The Fed ended its latest "QE" program in June. But with economic growth weakening again and job creation stalling, analysts have speculated the Fed may launch another round of securities purchases.
In fact, in his Congressional testimony, Bernanke said that more quantitative easing was one option for the Fed if weak economic growth persisted, though he also said the central bank was not close to deploying it again and suggested the Fed also would need to see a renewed risk of deflation to approve it.
Lockhart echoed Bernanke's QE comments.
"I've said publicly several times that I think there's a very high bar to a second round of quantitative easing," he said. "The conditions that we're facing now are not the conditions we faced last November when it was implemented. At that time we were actually looking at the potential for deflation in the economy. Inflation expectations really were coming down rather markedly...Now the conditions, I think, are quite different. And I would never take any option off the table, but I do think it's a very high bar to implementation of another round."
As for other steps the Fed could take to stimulate job creation--the unemployment rate has remained stubbornly stuck at about 9%--Lockhart cited continuation of the Fed's current policies.
"The current policy...is very accommodative, is supportive of the continuing recovery," he said. "So I think what the Fed can do is to sustain its current policy until it's clear that we are seeing really much stronger growth and we're seeing progress in bringing unemployment down."

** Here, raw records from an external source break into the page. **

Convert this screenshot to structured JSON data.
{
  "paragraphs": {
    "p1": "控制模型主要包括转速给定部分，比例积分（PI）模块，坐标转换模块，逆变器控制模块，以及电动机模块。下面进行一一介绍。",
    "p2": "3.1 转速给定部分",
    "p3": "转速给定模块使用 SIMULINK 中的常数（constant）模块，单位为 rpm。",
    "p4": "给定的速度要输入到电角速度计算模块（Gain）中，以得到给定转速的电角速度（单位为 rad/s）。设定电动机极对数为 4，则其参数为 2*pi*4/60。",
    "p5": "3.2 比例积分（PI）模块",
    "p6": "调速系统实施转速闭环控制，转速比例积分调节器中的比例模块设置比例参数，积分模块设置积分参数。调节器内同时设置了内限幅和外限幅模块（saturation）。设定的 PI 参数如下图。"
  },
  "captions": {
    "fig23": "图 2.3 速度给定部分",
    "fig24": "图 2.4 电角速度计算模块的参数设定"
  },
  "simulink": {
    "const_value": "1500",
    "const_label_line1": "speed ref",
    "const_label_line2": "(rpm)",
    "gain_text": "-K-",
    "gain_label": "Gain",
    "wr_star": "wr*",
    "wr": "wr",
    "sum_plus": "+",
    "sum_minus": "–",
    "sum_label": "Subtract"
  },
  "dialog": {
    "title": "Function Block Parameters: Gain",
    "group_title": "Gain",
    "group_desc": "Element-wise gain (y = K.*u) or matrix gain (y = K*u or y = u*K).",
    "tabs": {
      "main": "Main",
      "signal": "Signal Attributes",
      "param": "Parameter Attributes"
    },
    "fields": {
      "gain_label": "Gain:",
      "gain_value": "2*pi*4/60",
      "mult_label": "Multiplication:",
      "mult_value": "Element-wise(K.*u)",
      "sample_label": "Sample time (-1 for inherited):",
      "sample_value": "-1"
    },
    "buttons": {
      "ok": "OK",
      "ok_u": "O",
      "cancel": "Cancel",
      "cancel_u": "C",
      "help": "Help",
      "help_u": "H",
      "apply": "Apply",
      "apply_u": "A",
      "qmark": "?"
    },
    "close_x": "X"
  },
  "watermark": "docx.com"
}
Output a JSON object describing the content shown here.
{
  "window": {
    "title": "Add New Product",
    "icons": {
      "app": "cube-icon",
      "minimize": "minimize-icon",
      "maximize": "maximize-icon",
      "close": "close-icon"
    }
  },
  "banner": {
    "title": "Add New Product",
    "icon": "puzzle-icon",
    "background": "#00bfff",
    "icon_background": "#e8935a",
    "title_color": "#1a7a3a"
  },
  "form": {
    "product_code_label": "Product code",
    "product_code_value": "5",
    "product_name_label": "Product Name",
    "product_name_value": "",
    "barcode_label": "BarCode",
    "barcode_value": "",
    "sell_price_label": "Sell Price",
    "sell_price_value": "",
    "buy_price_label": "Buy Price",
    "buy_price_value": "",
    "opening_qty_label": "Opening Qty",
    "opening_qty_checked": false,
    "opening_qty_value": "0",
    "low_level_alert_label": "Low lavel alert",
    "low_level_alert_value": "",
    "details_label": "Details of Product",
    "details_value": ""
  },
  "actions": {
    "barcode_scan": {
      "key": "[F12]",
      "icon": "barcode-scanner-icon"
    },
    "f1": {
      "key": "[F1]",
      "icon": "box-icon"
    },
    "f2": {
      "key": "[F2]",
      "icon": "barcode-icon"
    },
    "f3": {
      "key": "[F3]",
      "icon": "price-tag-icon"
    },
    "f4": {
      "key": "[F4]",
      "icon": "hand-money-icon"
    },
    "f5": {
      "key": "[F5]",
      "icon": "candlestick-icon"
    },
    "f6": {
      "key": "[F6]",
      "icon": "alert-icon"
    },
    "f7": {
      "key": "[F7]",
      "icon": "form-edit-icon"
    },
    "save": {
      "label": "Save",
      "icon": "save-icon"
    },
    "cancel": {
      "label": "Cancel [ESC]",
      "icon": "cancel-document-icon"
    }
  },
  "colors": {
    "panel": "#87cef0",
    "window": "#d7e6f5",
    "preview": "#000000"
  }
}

Asked how long the Fed could maintain existing policy, he echoed Bernanke's comments last month that it could continue through at least two or three more meetings of the Fed's policy-setting body, the Federal Open Market Committee, which meets four more times this year.
But he said, "It could go much longer--it's conceivable. And so I view it as a purposely somewhat ill-defined or undefined term that means that the policy will stay in place for a reasonable number of months and the shortest that it means is two or three meetings."
Lockhart is not currently a voting member of FOMC. But as part of the central bank's regular rotation of FOMC membership among its 12 regional bank presidents, Lockhart has been a voting member of the committee in the past and will return as one in January. Voting member or not, all Fed bank presidents participate in FOMC meetings.
On other economic and monetary policy issues:
--on potential of a "double dip" recession, Lockhart called it "unlikely" but with the recent slowdown in economic growth, he would not "totally rule it out." --on his outlook for inflation, he said the Fed's argument that the recent rise in prices was temporary "is in fact playing put," especially in light of last week's government report showing that the consumer price index fell in June due mainly to the recent pullback in oil and gasoline prices. --on the housing market, Lockhart said he does not see a "quick turnaround...I think this is just going to be a continuing slog until some of the underlying problems in the housing sector get more into the zone of being solved."